(The Swedish original text is published at http://foljeslagarprogrammet.se/reserapport/de-israeliska-protesterna)
Palestinians who are working for justice face difficulties because of the occupation. For Israelis, it is the taboos and norms that make it difficult. But I have met some of them who goes against the current.
I'm sitting in a cafe in Tel Aviv and talking with Sara Mizrahi.  Sara is 19 years, ie the age when most Israelis, men and women, start their military service. She does not want to do her military service. She says she wants a two-state solution and that the occupation is immoral and not conducive to peace.
Sara says that there is a social taboo not to do military service. There are a few who publicly say they refuse military service and may be in jail because of it. I wonder what she will do.
"I do not want to end up in jail. If I can get off without going to jail, it's good, "said Sara.
It is possible to avoid military service for various reasons, but can be difficult. Sara says she is a pacifist, which may be an acceptable reason for exception, but there are very few exceptions granted on that basis.
"But if you will not qualify for exemption, what will you do", I ask.
"I don't know," she says, smiling. "But I do not want to support the occupation."
Sara says she is helped by the organization New Profile  which helps young Israelis who want to avoid military service. I ask her what her family and friends think.
"My dad supports me. He still thinks I should do military service, but is behind me anyway", says Sara.
But Sara says she does not want to go out with her position publicly as others have done. She does not want to be seen with the name and picture in the Israeli media. It is understandable because the situation of those who criticized the recent war on Gaza is dangerous.  I do not want to put her in a vulnerable and intimidating situation so I don't ask her if I can take a photo.
A week after the meeting with Sara, I listen to a lecture by Shay Davidovich, an Israeli 27-year-old man who grew up in the settlement Ariel, one of the largest settlements in the West Bank. He says that when he grew up, he did not understand where the Palestinians in villages around the settlement came from. He did not know that they had lived there for many generations, long before 1948, when the state of Israel was created.
Shay said that when he did his military service in the West Bank, one of his first assignment was to chase a naked Palestinian child five years old because the child had come too close to the settlement he was guarding. It was then that he began to question the occupation. Now he's involved with Breaking the Silence, an organization that collects testimonies of soldiers who served in the Palestinian occupied territories.  He talks about how the soldiers have been tasked to "show their presence" in the Palestinian villages and towns. The soldiers can get an order to go in the middle of the night to arrest a man, put on him a blindfold and bind his hands behind his back. After the mission is completed, they may find out that it was just an exercise. But that is nothing that the Palestinian man will know about.

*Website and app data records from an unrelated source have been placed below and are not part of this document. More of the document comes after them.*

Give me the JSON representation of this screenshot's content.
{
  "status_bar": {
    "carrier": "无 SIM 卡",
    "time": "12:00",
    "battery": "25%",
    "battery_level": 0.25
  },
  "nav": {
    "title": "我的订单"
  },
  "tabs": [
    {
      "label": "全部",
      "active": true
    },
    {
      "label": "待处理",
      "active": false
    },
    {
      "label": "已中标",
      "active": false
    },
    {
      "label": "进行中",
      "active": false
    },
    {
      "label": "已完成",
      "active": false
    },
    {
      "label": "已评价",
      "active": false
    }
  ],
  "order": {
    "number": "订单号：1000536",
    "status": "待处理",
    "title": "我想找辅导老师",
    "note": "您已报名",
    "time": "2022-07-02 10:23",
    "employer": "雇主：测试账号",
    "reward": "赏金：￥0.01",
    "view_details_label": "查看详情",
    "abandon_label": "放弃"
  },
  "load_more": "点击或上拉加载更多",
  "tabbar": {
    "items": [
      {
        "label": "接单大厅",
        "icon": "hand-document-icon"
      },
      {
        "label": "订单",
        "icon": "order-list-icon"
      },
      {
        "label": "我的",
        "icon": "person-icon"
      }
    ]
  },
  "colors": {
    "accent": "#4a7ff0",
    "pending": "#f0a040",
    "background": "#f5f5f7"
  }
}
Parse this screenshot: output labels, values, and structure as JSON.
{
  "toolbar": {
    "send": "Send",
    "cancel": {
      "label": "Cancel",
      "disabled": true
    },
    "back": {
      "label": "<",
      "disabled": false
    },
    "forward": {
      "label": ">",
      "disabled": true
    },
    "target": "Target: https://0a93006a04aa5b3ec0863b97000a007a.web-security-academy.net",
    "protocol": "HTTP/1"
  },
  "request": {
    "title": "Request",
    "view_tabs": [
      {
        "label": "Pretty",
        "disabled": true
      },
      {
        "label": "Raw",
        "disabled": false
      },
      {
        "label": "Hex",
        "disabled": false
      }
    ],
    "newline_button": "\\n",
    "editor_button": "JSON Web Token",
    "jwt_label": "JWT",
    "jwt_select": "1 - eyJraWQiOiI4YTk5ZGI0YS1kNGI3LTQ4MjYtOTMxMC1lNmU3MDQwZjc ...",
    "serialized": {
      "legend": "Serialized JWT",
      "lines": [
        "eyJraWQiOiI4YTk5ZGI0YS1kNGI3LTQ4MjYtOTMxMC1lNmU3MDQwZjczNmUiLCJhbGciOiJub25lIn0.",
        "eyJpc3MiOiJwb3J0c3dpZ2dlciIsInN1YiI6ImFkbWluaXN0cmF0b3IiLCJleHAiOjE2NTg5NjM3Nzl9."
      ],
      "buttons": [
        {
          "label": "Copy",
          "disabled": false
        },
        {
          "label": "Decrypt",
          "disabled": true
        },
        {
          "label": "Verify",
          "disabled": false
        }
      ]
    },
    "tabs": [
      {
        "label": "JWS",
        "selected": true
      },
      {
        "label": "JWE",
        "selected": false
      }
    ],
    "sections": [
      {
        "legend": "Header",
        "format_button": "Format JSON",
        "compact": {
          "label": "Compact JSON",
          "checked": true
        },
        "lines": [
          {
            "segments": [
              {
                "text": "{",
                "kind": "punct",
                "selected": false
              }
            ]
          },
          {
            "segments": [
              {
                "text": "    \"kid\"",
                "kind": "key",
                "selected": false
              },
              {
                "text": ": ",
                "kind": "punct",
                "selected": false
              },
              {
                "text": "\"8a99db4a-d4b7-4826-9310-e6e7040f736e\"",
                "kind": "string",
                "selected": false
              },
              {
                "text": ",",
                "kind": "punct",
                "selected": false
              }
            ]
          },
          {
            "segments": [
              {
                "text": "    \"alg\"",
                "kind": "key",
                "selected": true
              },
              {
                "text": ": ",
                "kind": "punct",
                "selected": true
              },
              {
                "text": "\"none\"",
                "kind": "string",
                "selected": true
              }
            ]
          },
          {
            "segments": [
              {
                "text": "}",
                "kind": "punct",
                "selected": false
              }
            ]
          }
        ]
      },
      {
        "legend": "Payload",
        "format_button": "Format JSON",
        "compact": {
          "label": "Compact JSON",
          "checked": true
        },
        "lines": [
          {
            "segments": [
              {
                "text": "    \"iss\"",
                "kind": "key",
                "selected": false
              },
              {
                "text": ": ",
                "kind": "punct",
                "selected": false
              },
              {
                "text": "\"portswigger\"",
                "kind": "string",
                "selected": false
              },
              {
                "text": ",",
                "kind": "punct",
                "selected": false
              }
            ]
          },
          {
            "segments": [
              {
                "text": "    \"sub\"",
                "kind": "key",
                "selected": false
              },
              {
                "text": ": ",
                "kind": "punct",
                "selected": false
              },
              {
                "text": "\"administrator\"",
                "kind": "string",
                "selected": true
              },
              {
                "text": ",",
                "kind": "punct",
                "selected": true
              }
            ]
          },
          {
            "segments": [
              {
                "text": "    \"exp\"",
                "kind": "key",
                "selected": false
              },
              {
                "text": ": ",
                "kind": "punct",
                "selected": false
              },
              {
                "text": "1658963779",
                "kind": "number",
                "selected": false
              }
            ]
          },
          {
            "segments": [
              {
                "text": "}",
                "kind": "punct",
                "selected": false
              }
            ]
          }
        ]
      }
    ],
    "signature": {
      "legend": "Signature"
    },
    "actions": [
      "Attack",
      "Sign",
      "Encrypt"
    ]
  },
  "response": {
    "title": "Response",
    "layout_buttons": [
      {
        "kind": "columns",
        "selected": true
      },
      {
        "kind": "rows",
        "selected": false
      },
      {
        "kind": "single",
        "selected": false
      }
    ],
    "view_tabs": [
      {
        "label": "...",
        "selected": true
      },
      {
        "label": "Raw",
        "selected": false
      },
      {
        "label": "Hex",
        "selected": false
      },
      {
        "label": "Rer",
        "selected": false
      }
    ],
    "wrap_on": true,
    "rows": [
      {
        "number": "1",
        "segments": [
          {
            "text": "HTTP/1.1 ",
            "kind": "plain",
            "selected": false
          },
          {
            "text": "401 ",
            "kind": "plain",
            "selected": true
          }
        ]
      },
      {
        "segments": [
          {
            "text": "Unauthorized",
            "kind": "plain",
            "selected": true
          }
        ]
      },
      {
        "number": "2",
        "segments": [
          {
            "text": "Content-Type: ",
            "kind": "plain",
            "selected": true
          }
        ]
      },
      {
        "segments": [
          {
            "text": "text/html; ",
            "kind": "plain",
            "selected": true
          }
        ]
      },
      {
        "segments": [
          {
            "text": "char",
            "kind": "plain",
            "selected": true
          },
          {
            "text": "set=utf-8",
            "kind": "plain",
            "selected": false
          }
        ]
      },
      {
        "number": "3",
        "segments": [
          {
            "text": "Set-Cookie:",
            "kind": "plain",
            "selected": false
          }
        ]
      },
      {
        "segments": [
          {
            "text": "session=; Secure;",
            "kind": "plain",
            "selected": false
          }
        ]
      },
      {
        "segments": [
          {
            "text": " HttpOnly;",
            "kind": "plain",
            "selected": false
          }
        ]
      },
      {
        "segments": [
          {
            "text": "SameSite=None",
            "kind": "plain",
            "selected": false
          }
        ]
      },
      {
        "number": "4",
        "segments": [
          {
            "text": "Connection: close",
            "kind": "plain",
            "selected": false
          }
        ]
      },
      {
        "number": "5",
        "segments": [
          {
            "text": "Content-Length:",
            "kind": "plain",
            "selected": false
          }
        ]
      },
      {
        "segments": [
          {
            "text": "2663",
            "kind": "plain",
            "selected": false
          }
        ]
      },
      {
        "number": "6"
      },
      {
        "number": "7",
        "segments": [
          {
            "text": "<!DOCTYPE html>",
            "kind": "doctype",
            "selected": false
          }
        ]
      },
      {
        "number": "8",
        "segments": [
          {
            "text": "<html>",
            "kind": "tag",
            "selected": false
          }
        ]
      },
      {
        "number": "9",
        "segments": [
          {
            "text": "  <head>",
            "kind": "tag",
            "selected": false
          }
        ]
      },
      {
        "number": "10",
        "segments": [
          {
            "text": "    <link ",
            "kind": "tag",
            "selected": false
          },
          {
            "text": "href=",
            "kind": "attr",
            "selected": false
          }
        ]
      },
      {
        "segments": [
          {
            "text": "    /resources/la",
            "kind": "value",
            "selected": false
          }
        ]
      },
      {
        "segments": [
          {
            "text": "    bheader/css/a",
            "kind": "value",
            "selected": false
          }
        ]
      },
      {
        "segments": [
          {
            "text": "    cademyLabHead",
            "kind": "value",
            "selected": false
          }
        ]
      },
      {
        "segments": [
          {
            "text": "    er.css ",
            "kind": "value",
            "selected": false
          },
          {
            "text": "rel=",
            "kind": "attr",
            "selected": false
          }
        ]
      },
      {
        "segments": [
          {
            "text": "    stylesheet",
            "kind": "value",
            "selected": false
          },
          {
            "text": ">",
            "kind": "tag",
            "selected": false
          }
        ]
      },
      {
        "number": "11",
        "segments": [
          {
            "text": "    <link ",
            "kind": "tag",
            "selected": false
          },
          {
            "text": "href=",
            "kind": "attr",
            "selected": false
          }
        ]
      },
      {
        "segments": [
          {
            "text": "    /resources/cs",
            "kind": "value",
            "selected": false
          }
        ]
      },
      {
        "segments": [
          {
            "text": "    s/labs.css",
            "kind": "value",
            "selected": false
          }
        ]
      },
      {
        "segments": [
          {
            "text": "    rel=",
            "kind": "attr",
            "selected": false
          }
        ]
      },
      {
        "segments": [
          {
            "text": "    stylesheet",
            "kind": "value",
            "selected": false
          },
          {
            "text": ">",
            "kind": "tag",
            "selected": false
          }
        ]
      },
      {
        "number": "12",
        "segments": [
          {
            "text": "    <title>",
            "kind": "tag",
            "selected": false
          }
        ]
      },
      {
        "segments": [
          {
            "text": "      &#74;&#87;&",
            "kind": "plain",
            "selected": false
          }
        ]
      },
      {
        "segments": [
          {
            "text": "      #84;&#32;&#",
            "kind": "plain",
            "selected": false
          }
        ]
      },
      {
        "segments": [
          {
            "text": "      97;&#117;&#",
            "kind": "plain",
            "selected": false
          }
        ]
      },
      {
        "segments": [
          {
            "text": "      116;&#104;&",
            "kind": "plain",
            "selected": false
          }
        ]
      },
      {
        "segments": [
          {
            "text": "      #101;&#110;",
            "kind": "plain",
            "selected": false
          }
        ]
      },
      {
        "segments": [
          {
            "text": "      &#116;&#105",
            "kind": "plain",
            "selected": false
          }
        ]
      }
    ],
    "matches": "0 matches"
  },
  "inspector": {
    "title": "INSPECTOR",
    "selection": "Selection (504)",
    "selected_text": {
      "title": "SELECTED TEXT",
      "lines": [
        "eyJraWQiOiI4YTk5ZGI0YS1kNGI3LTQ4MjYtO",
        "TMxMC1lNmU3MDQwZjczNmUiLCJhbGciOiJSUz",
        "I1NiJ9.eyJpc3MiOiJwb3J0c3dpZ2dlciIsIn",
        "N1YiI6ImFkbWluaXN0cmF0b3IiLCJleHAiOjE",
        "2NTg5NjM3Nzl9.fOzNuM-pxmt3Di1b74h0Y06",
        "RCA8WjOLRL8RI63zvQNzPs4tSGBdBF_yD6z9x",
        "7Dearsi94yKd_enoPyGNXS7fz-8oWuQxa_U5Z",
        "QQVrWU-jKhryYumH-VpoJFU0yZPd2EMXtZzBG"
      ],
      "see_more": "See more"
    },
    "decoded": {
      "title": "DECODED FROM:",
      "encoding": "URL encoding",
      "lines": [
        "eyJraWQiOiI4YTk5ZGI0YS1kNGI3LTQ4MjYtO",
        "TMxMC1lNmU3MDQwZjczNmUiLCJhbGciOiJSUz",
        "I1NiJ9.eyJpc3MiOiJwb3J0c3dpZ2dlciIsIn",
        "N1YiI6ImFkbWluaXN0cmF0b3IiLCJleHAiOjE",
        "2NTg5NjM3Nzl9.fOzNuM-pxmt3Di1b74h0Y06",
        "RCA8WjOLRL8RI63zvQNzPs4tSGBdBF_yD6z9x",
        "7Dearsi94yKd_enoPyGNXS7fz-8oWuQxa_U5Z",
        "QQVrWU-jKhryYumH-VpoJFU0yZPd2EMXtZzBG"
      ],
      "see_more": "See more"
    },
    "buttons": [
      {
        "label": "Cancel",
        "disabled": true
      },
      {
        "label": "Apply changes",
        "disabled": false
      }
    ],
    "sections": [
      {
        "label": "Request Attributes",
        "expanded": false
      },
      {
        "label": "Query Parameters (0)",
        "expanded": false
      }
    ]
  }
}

"As a soldier, you can do anything," says Shay.
One of the testimonies I read of soldiers stuck with me. It was from a soldier who had stopped a man outside Yatta, who drove a truck with 2,000 liters of milk, and detained him for several hours so that the milk became sour in the heat. When I read about the things that soldiers have done and that they bitterly regret, I really understand that this conflict is devastating to both peoples. The soldier says:
"Okay, I didn’t actually pick the money out of his pocket, but what I did simply made him lose all that money. And for me this is even less significant than the personal attitude issue. It’s wrong. I mean, what’s the big deal? He’s no terrorist, no wanted man, not a person who comes along and threatens me physically, or points some gun at me. A regular guy. What did he do? He was at the wrong place at the wrong time? Perhaps on the larger scale that’s a fateful issue. Maybe, okay. But as for personal responsibility, what was gained by my actions? Nothing at all. Did they actually serve State security? No. This was pure and simple injustice inflicted upon a human being. And that’s wrong. "
1. Sara is not her real name
2. New profile – Movement for the Demilitarization of Israeli Society http://newprofile.org/english
3. How freedom of speech was crushed during Protective Edge, 972 Magazine http://972mag.com/how-freedom-of-speech-was-crushed-during-protective-edge/96179/
4. Our harsch logic, Breaking the silence http://www.breakingthesilence.org.il/testimonies/publications
5. Soldiers Testimonies from the South Hebron Hills, page 24